> **Task instructions**: In the data below, which lines hold "this"? Copy every one.

> **Dataset rows describing interfaces**:
========================
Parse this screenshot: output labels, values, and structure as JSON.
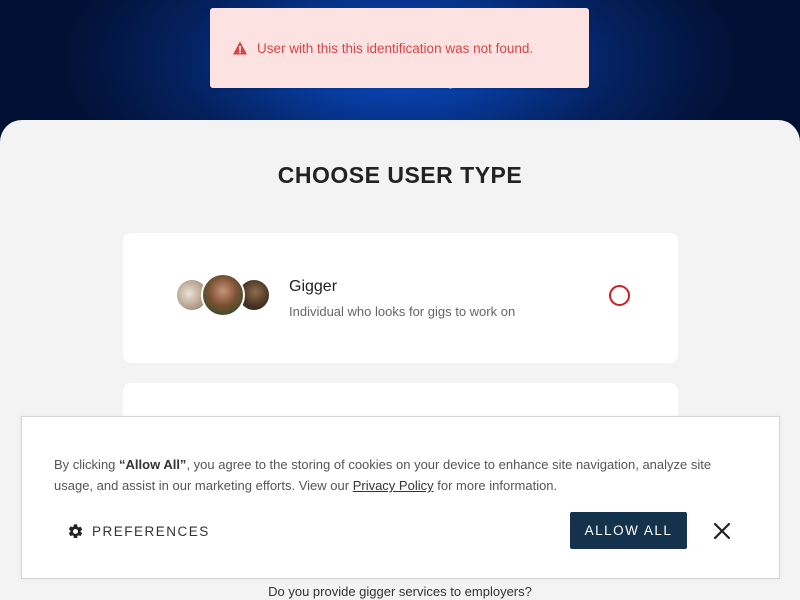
{
  "toast": {
    "icon": "warning-icon",
    "message": "User with this this identification was not found.",
    "color": "#d64545",
    "background": "#fde2e2"
  },
  "page": {
    "title": "CHOOSE USER TYPE"
  },
  "user_types": [
    {
      "name": "Gigger",
      "description": "Individual who looks for gigs to work on",
      "selected": false
    }
  ],
  "cookie_banner": {
    "text_before": "By clicking ",
    "emphasis": "“Allow All”",
    "text_middle": ", you agree to the storing of cookies on your device to enhance site navigation, analyze site usage, and assist in our marketing efforts. View our ",
    "link": "Privacy Policy",
    "text_after": " for more information.",
    "preferences_label": "PREFERENCES",
    "allow_all_label": "ALLOW ALL",
    "allow_all_color": "#14324b"
  },
  "footer": {
    "question": "Do you provide gigger services to employers?"
  },
  "colors": {
    "hero": "#04215e",
    "radio": "#cc1f1f"
  }
}
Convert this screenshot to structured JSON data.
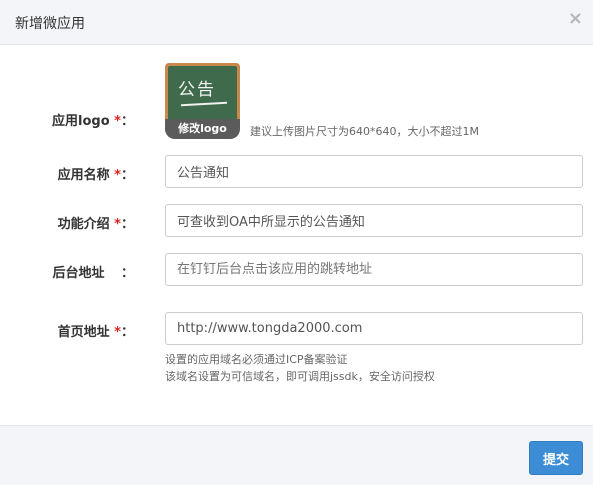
{
  "dialog": {
    "title": "新增微应用",
    "close_glyph": "×"
  },
  "form": {
    "logo": {
      "label": "应用logo",
      "required_mark": "*",
      "colon": "：",
      "image_text": "公告",
      "change_button": "修改logo",
      "hint": "建议上传图片尺寸为640*640，大小不超过1M"
    },
    "name": {
      "label": "应用名称",
      "required_mark": "*",
      "colon": "：",
      "value": "公告通知"
    },
    "intro": {
      "label": "功能介绍",
      "required_mark": "*",
      "colon": "：",
      "value": "可查收到OA中所显示的公告通知"
    },
    "admin_url": {
      "label": "后台地址",
      "colon": "：",
      "placeholder": "在钉钉后台点击该应用的跳转地址"
    },
    "home_url": {
      "label": "首页地址",
      "required_mark": "*",
      "colon": "：",
      "value": "http://www.tongda2000.com",
      "help_line1": "设置的应用域名必须通过ICP备案验证",
      "help_line2": "该域名设置为可信域名，即可调用jssdk，安全访问授权"
    }
  },
  "footer": {
    "submit_label": "提交"
  },
  "colors": {
    "primary_button": "#3c8dd6",
    "required_star": "#e02020",
    "header_bg": "#f3f5f8"
  }
}
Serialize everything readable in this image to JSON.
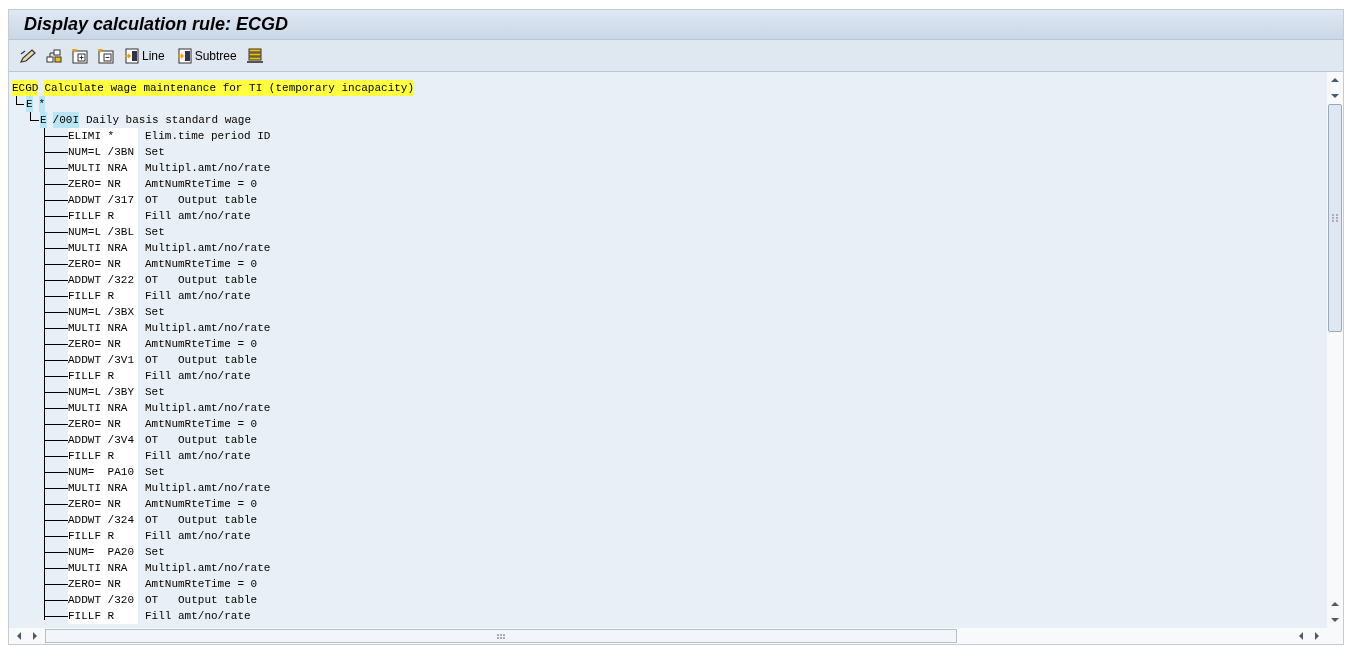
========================
> **Answer for the task**:
Parse this screenshot: output labels, values, and structure as JSON.
    "message": "User with this this identification was not found.",
Convert this screenshot to structured JSON data.
Serialize everything readable in this image to JSON.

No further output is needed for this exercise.